According to a new study by researchers from Karolinska Institutet and University of Miami Miller School of Medicine, direct contact between different types of immune cells protects tissues from being attacked by the immune defence.
In type I diabetes, immune cells kill insulin-producing beta cells in the pancreas. It remains largely unknown how target tissue is damaged by immune cells, what protective mechanisms are in place and how tissue cells respond to inflammatory damage. In a new study, researchers at Karolinska Institutet and University of Miami Miller School of Medicine studied this by transplanting insulin-producing pancreatic cells into the mouse eye.
The study is the first to show that regulatory T helper cells in the target tissue have long-lasting direct contact with self antigen-directed killer T cells. The finding suggests that protective helper T cells may soften the aggressiveness of tissue-damaging T cells and control the immune reaction. The investigators also found that bystander tissue cells in the vicinity of attacked cells are not killed.

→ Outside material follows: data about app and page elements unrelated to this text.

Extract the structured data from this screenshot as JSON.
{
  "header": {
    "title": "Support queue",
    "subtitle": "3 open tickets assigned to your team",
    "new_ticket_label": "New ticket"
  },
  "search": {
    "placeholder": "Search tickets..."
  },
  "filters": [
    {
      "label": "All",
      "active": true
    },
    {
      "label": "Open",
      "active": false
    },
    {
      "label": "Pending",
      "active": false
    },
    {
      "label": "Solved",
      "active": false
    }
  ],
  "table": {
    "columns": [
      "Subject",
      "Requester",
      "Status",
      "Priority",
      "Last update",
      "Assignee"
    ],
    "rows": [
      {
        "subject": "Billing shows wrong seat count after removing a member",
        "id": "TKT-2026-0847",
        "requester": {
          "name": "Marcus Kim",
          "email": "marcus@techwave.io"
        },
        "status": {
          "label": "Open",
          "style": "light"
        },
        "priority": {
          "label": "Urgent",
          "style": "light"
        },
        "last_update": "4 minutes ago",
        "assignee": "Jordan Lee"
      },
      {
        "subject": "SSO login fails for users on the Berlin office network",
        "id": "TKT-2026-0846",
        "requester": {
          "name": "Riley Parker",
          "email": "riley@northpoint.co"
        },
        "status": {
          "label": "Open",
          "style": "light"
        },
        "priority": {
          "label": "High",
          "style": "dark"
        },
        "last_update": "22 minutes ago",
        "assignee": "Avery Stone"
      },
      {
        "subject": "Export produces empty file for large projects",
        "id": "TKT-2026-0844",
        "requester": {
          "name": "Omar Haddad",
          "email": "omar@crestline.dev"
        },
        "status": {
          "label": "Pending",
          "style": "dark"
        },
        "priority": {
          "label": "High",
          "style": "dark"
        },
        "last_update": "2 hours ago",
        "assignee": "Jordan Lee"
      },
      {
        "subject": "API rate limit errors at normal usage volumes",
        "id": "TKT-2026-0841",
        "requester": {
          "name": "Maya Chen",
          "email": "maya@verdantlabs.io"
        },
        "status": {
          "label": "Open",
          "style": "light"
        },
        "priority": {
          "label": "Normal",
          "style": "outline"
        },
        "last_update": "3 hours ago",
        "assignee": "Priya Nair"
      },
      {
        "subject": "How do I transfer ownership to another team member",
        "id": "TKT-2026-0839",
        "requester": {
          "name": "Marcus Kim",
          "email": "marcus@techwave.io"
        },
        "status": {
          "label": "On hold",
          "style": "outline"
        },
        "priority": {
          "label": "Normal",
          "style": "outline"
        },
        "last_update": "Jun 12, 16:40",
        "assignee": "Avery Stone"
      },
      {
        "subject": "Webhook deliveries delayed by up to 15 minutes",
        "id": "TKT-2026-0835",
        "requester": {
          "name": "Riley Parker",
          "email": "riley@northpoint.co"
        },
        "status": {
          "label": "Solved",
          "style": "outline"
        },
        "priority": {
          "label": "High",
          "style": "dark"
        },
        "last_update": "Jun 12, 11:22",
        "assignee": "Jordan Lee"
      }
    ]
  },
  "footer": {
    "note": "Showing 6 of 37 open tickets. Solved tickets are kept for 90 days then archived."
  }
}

Instead, they regenerate the damaged tissue by undergoing replication.
“This study shows that the tissue cells may not be mere ‘sitting ducks’ in a setting of autoimmune cell destruction. Rather, they may be capable of a resilient response at the inflammatory front,” says professor Per-Olof Berggren at the Rolf Luft Research Center for Diabetes and Endocrinology at Karolinska Institutet, one of the researchers behind the study.
The results suggest that insulin-producing beta cells can regenerate in the body by replication, resulting in a doubling in cell mass within days.
Source: Karolinska Institutet